The good: Third-year veteran T.J. Hockenson continues to prove he's one of the best young tight ends in the NFL. He was on pace to topping his Pro Bowl numbers from 2020 in receptions, yards and touchdowns before a thumb injury cost him the final five games of the regular season. He recorded at least six receptions in half the games he played this season.
Hockenson (61), wide receiver Amon-Ra St. Brown (90) and running back D’Andre Swift (60) became the first tight end, receiver and running back trio to each catch 60 passes in a season in franchise history. The Pittsburgh Steelers were the only other team in the NFL to accomplish the feat in 2021.
Hockenson's 5.1 receptions per game average was third best among NFL tight ends, and his catch percentage of 72.6 percent was sixth best. Hockenson is only the second Lions tight end to have 60 receptions in consecutive seasons and first since Brandon Pettigrew in the 2010-11 seasons.
Undrafted rookie Brock Wright came on strong at the end of the season having to play a bigger role with Hockenson out. He caught touchdown passes in both the Lions wins over Minnesota and Green Bay to finish the year.

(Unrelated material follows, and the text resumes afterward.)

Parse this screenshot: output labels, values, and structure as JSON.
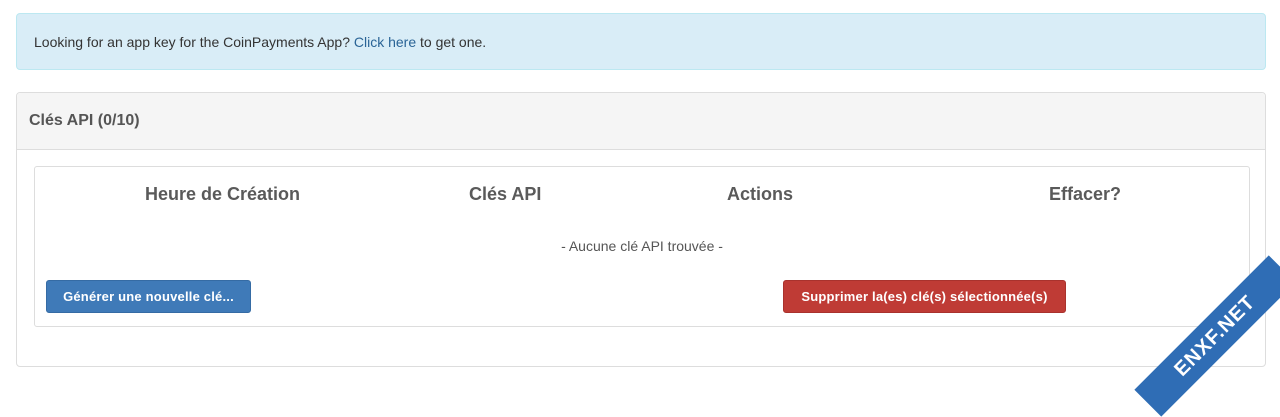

Hybrid fullback/tight end Jason Cabinda proved to be a versatile weapon in Detroit's scheme. His ability to play both fullback and some tight end gives the Lions some flexibility with the roster.
View photos of the Detroit Lions TEs from the 2021 NFL season.
The bad: Wright got a chance to be the team's No. 1 tight end the last month of the season because of the Hockenson injury, but he was elevated to No. 2 status midseason after the team and veteran tight end Darren Fells agreed to mutually part ways. Fells never really fit in Detroit in his second stint with the team after signing as a free agent. He caught just four passes for 43 yards in seven games played with the Lions in 2021.
After playing in all 16 games in 2020, Hockenson missed five games this season due to a thumb injury. He missed the last four games of his rookie season due to an ankle injury.
Key stat: Hockenson has the most touchdowns (12) by a Lions tight end through his first three seasons, and ranks fifth in franchise history for receptions (160) by a player before turning 25 years old.
Free agents: Jason Cabinda (restricted), Brock Wright (Exclusive rights).
Cabinda is a Pro Bowl alternate at fullback, but he's included here for his ability to slide into some tight end concepts and play a role there too. It wouldn't be surprising to see the Lions try to re-sign Cabinda.
If the Lions want Wright back, he'll be a Lion, and there's no reason to think the team won't want to continue to develop his skill set moving forward.
The NFL free-agent class of tight ends includes names like: Mike Gesicki, Dalton Schultz, David Njoku, Zach Ertz and Gerald Everett.
Draft: It's not a particularly strong class of tight ends, but there's talent to be had in Days 2 & 3 of the draft. Jalen Wydermyer (Texas A&M), Trey McBride (Colorado State), Jeremy Ruckert (Ohio State) and Greg Dulcich (UCLA) are a few names to keep an eye on.
MVP: Hockenson continues to ascend into the top tier of tight ends. He and Baltimore's Mark Andrews were the only tight ends in the league this year to have four or more games with at least eight receptions. Hockenson is the only Lions tight end to ever accomplish the feat. He was also fifth among the league's tight ends with 11 recorded contested catches, per Pro Football Focus.
The sky is the limit for Hockenson in this offense as long as he stays healthy. Entering his fourth season in 2022 (the Lions do have a fifth-year option for 2023), Hockenson could be a candidate for re-signing this offseason.
Most improved: Wright signed with Detroit as an undrafted rookie out of Notre Dame with a reputation for being a block-first tight end. But Lions coaches quickly realized that wasn't the case as he continued to make plays in the passing game on the practice field. It became clear Wright had the skill set, he just wasn't given much of an opportunity to show it off in South Bend.
Wright has good speed and soft hands at 6-foot-5, 259 pounds, and his progression from training camp to the end of the season was pretty remarkable. He proved in 10 games played he can play and produce in this league.
Quotable: "I'm going to work out down in Nashville," Hockenson said after the season of his offseason plans. "George (Kittle) and all those guys. Me going down there, I think every year I continue to get better. This year at the beginning of the year, that was the best I ever felt, best football that I thought I was playing.
"So, obviously I'm just going to continue on that, continue to build. It's just day-by-day, week-by-week. Just trying to get one percent better and I think that's what we're trying to do here, build that culture, and then what that builds with everybody. Everybody goes to their respective homes in the offseason which is kind of a unique thing with the league. So trusting that guys are getting one percent better and just continue to build."